Deep down, you know that your beloved children will move out eventually – perhaps you’ve even reached the point of praying for that day – but it comes as a bit of shock when they threaten to up stumps at the age of eight.
To be fair, my shock was also tinged with admiration when my delightful daughter announced that she was taking her favourite stuffed toys and some apples, and moving into the BMW X7 that was not so much parked out the front of our house as totally obscuring it.
I was pleased that she’d fallen so hopelessly in love with a properly classy car – the X7 is basically a BMW 7 Series limousine that’s been injected with a metric tonne of cheek filler and then placed on stilts – and I could also respect her logic. The BMW X7 is so vast, inside and out, that it’s actually slightly bigger than the inner-city house I force my daughter to live in.
(I had seen her this madly enamoured with a car just once before ¬– the Tesla Model X – but that was a simple case of a child being hypnotised by a giant touchscreen bigger than her pillow.)
It’s also a lot plusher inside, with lashings of beautiful-smelling and wonderful-to-touch leather on the seats, all of them heated ¬– even in the third row.
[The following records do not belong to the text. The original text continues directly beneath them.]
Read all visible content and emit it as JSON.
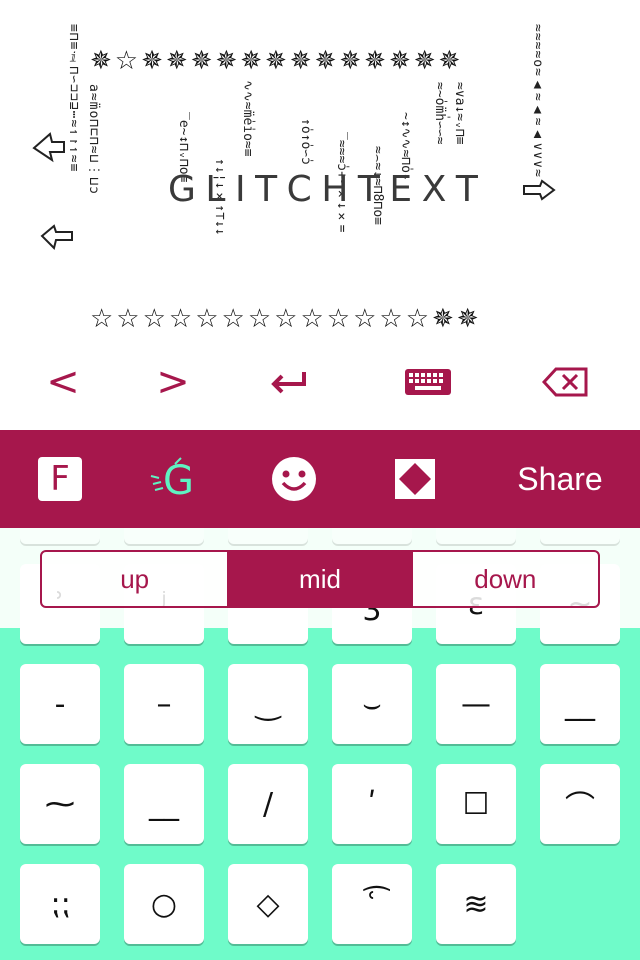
{
  "preview": {
    "top_stars": "✵☆✵✵✵✵✵✵✵✵✵✵✵✵✵",
    "bottom_stars": "☆☆☆☆☆☆☆☆☆☆☆☆☆✵✵",
    "glitch_text": [
      "G",
      "L",
      "I",
      "T",
      "C",
      "H",
      "T",
      "E",
      "X",
      "T"
    ],
    "left_column": "≡⊓≡ⅈ⊓∽⊐⊐⊒⋯≈↿↾↿≈≡",
    "left_column_2": "a≈m̈o⊓⊏⊓≈⊔⋮⊔ɔ",
    "right_column": "≈≈≈≈o≈▲≈▲≈▲∨∨∨≈",
    "glitch_marks": [
      "‾e~↕⊓ᵥ⊓o≡",
      "↑↓¦↓×↑⊤↓↓",
      "∿∿≈m̈e̍i̍o≈≡",
      "↑o̍↑o̍∽ɔ̍",
      "‾≈≈≈ɔ̍+∽×↓×=",
      "≈⌢≈↓≈⊓8⊓o≡",
      "~↕∿∿≈⊓o̍ᵥ",
      "≈~o̍m̈h̍∽∽≈",
      "≈∨a↓≈ᵥ⊓≡"
    ]
  },
  "controls": {
    "prev": "<",
    "next": ">",
    "return": "↩",
    "keyboard": "⌨",
    "delete": "⌫"
  },
  "toolbar": {
    "font_button": "F",
    "share_label": "Share"
  },
  "position_selector": {
    "options": [
      "up",
      "mid",
      "down"
    ],
    "selected": "mid"
  },
  "keys": {
    "ghost_row": [
      "ʾ",
      "ʲ",
      "ʿ",
      "ʒ",
      "ɛ",
      "~"
    ],
    "row1": [
      "-",
      "–",
      "‿",
      "⌣",
      "—",
      "__"
    ],
    "row2": [
      "⁓",
      "__",
      "/",
      "ʹ",
      "☐",
      "⌒"
    ],
    "row3": [
      "⁏⁏",
      "○",
      "◇",
      "ʿ͡",
      "≋"
    ]
  },
  "colors": {
    "accent": "#a6174c",
    "keyboard_bg": "#6ffbc9",
    "toolbar_icon_accent": "#5ff3c2"
  }
}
This is the X7’s big advantage over a mere 7 Series, of course: the ability to carry seven people.
Normally, seven seaters are just five-plus-twos with no room for full-sized human beings in the third row. The X7 is almost unique in the amount of space and luxury the two people at the very back get; they even have their own sunroof and charging points, and generous leg room. Best of all, the giant rear doors and ingenious system for entry and exit, in which the second row of seats leap out of the way at the touch of a button, makes the whole thing a doddle.
Things are even nicer up front, where the driver is faced with beautiful screen interfaces that allow wireless use of Apple CarPlay, and even heated/cooled cup holders for the two front-seat occupants. That’s luxury.
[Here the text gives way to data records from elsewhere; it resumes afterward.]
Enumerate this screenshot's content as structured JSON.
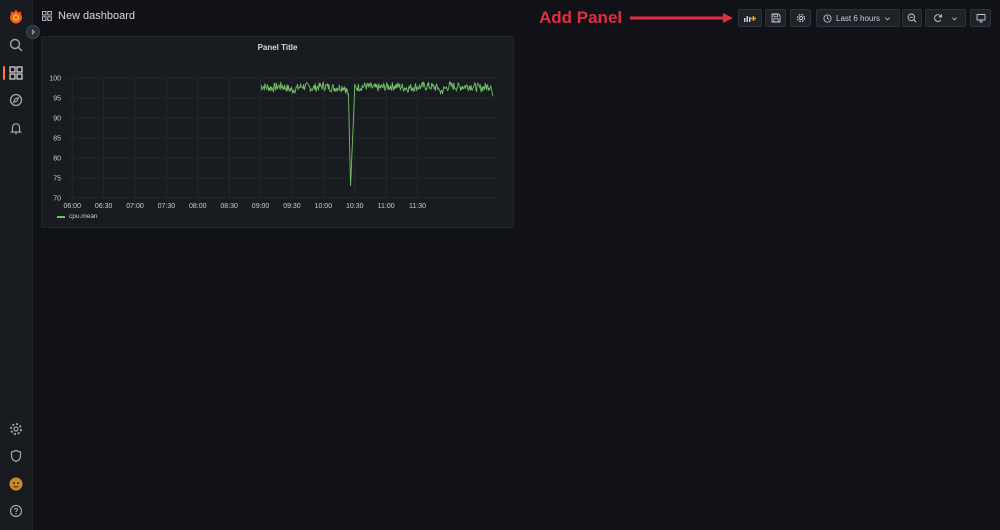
{
  "header": {
    "dashboard_title": "New dashboard",
    "time_range": "Last 6 hours"
  },
  "annotation": {
    "text": "Add Panel"
  },
  "toolbar": {
    "buttons": [
      "add-panel-icon",
      "save-icon",
      "settings-icon",
      "clock-icon",
      "zoom-out-icon",
      "refresh-icon",
      "tv-mode-icon"
    ]
  },
  "sidebar": {
    "icons": [
      "grafana-logo",
      "search-icon",
      "dashboards-icon",
      "explore-icon",
      "alerting-icon",
      "configuration-icon",
      "shield-icon",
      "user-avatar",
      "help-icon"
    ],
    "active": "dashboards-icon"
  },
  "panel": {
    "title": "Panel Title",
    "legend": "cpu.mean"
  },
  "colors": {
    "background": "#111217",
    "panel": "#181b1f",
    "series": "#73bf69",
    "annotation": "#e02f44",
    "accent": "#ff7b2e"
  },
  "chart_data": {
    "type": "line",
    "title": "Panel Title",
    "xlabel": "",
    "ylabel": "",
    "x_ticks": [
      "06:00",
      "06:30",
      "07:00",
      "07:30",
      "08:00",
      "08:30",
      "09:00",
      "09:30",
      "10:00",
      "10:30",
      "11:00",
      "11:30"
    ],
    "y_ticks": [
      100,
      95,
      90,
      85,
      80,
      75,
      70
    ],
    "ylim": [
      70,
      100
    ],
    "xlim_minutes": [
      355,
      765
    ],
    "grid": true,
    "legend_position": "bottom-left",
    "series": [
      {
        "name": "cpu.mean",
        "color": "#73bf69",
        "x_minutes": [
          540,
          550,
          560,
          570,
          580,
          590,
          600,
          610,
          620,
          624,
          626,
          628,
          630,
          640,
          650,
          660,
          670,
          680,
          690,
          700,
          710,
          712,
          720,
          730,
          740,
          750,
          760,
          762
        ],
        "values": [
          98,
          97.5,
          98,
          97,
          98,
          97.5,
          98,
          97.5,
          97.8,
          96,
          73,
          85,
          97.5,
          98,
          97.5,
          97.8,
          98,
          97.5,
          97.8,
          98,
          97.5,
          96.5,
          98,
          97.8,
          98,
          97.5,
          98,
          95.5
        ]
      }
    ]
  }
}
All that interior space can only be achieved, of course, by building a vehicle that is absolutely humungous. The BMW X7 is exactly 2 metres wide (the same as a Lamborghini Aventador) and stands a hulking 1.8m tall. Throw in the fact that it is 5.15m long and you’re talking about not so much a land yacht as a land cruise ship.
Considering those vast dimensions, BMW’s designers have done an incredible job of actually making the X7 look attractive. It’s even got a bit of a sporty, sharp, get-out-my-way nose and sculpted flanks. Its 22-inch wheels are also hugely impressive. The outside still isn’t as sexy as the inside, but that would be too much to ask.
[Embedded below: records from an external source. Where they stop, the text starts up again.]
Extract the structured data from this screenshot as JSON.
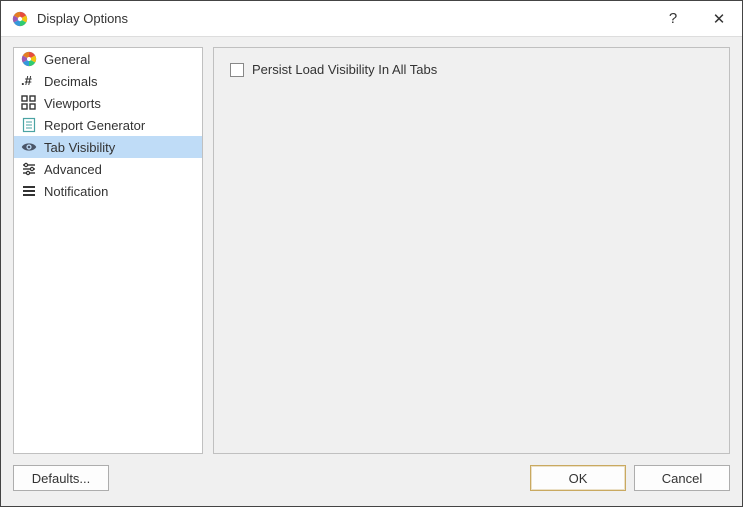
{
  "window": {
    "title": "Display Options"
  },
  "sidebar": {
    "items": [
      {
        "id": "general",
        "label": "General",
        "selected": false
      },
      {
        "id": "decimals",
        "label": "Decimals",
        "selected": false
      },
      {
        "id": "viewports",
        "label": "Viewports",
        "selected": false
      },
      {
        "id": "report-generator",
        "label": "Report Generator",
        "selected": false
      },
      {
        "id": "tab-visibility",
        "label": "Tab Visibility",
        "selected": true
      },
      {
        "id": "advanced",
        "label": "Advanced",
        "selected": false
      },
      {
        "id": "notification",
        "label": "Notification",
        "selected": false
      }
    ]
  },
  "content": {
    "persist_checkbox_label": "Persist Load Visibility In All Tabs",
    "persist_checkbox_checked": false
  },
  "footer": {
    "defaults_label": "Defaults...",
    "ok_label": "OK",
    "cancel_label": "Cancel"
  },
  "titlebar": {
    "help_symbol": "?",
    "close_symbol": "✕"
  }
}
In the range-topping M50d variant we drove, the job of moving all 2,460kg of BMW X7 is given to a quad-turbocharged six-cylinder diesel engine that makes 294kW and 760Nm. Yes, 294kW from a diesel engine; I couldn’t believe it either. Nor is it easy to believe you’re driving a diesel at all from the driver’s seat, because the noise suppression is so impressive. Give it the full beans and it even manages to sound properly exciting, rather than angry and agricultural.
You certainly feel all that typical diesel torque when you plant your foot, however, because this M-badged X7 can really get up and go. Feeling this much SUV surging from 0–100km/h in just 5.4 seconds is an ever-so-slightly unfeasible experience.
The engine is so powerful, in fact, that it also has the ability to tow up to 2,600kg, which is 700kg more than a comparable X5. That’s a lot of polo pony.
The problem with driving the X7, of course, is that it’s simply too big for any modern city on Earth. Take it into a tight inner-city suburb and you’ll find yourself fainting at the wheel after 20 minutes, as you’re constantly breathing in every time a car approaches you. The 13m turning circle also turns three-point turns into 33-point ones.
On the plus side, a lot of traffic does seem to run away when it sees your intimidating shape coming, perhaps for fear of being crushed.
This is not to say that the X7 is unpleasant to drive, just that it’s hard to appreciate its clever and super smooth air suspension, its light yet muscular steering and its usable grunt when you’re worrying about just how wide two metres of car is.
It is out on the open road, then, that this car truly belongs and where it shines, with a surprising amount of driver enjoyment on hand.
The bad news for my daughter, of course, is that she’s a little bit short of the $169,900 asking price for the BMW X7 xDrive M50d. I’m a generous Dad, though, so I’ll let her sleep in it until it’s time to take it back.